THE BLOG
04/11/2013 05:38 pm ET | Updated Jun 11, 2013

Singles: Paying More Taxes and Other Annoyances

There is a lot of upside to being single; in a nutshell, I love that my money and my time are my own and I get to spend them however I want. But there's a downside, too. A downside about which I've felt powerless to fight. You see, the Atlantic magazine recently published an article by Onely.org on the economic burdens assumed by single people. I don't like it.

So, in honor of Tax Day, April 15, I am joining dozens of other bloggers who are writing about and expressing our frustration at what we call institutionalized discrimination against single people. Why Tax Day? Because, some of the most egregious examples of unfair treatment against singles occur in Income Tax, IRAs, and Social Security laws, which all largely favor married people.

In fact, our federal code contains over 1,000 laws where marital status is a factor, and in most cases single people lose out. According to the Atlantic article, a single woman making $80,000a year, could pay more than one million dollars more than her married female peer over her lifetime, because of some of these laws. (What, you think I can't think of anything more interesting to do with $1,000,000?)

But it's this law that really makes me want to cry "foul." There is a law that protects an individual from a stalker... a stalker as in someone who threatens to do harm and places a person in reasonable fear of bodily harm or death. This law can also protect the spouse of the person being stalked, if that person is married. But guess what? If the person being stalked is single, the same protection is not allowed. That's right: a close friend is not protected, even though s/he may be "like family" and equally in danger. That's just crazy.

And here's one that I think is just plain silly: A man and woman -- both DirecTV customers -- move in together. If the couple gets married, they can combine their previously individual accounts into a single account, so they don't lose all their saved shows or have to pay for an additional DVR. If they move in together but don't get married, it seems they cannot combine their accounts. Why?

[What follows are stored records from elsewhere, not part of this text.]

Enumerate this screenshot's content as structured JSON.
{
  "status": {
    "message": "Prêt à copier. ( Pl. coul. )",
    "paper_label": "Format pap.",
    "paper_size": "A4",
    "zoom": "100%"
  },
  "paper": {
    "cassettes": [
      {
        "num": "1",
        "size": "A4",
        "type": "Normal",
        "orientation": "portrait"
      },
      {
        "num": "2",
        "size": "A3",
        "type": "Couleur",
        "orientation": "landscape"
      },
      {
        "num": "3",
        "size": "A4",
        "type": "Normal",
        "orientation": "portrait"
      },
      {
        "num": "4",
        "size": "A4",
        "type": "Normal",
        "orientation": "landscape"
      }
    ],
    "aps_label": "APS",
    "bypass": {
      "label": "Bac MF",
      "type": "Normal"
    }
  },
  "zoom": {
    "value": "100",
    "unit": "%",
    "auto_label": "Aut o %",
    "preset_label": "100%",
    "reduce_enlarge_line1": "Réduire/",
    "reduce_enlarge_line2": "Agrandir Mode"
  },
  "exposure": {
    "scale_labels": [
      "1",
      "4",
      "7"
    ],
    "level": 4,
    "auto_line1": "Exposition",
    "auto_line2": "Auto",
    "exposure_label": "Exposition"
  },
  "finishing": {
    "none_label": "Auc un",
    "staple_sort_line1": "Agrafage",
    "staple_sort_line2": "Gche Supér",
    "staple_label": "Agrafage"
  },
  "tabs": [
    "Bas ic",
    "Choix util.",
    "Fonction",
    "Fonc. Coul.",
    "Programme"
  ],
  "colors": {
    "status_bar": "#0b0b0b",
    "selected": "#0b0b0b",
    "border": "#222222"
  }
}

So, even as the number of single people continues to grow, I -- and my fellow bloggers -- are hoping to call attention to the ways the country needs to re-examine some of its laws that treat singles as "less than." We're not. #UnmarriedEquality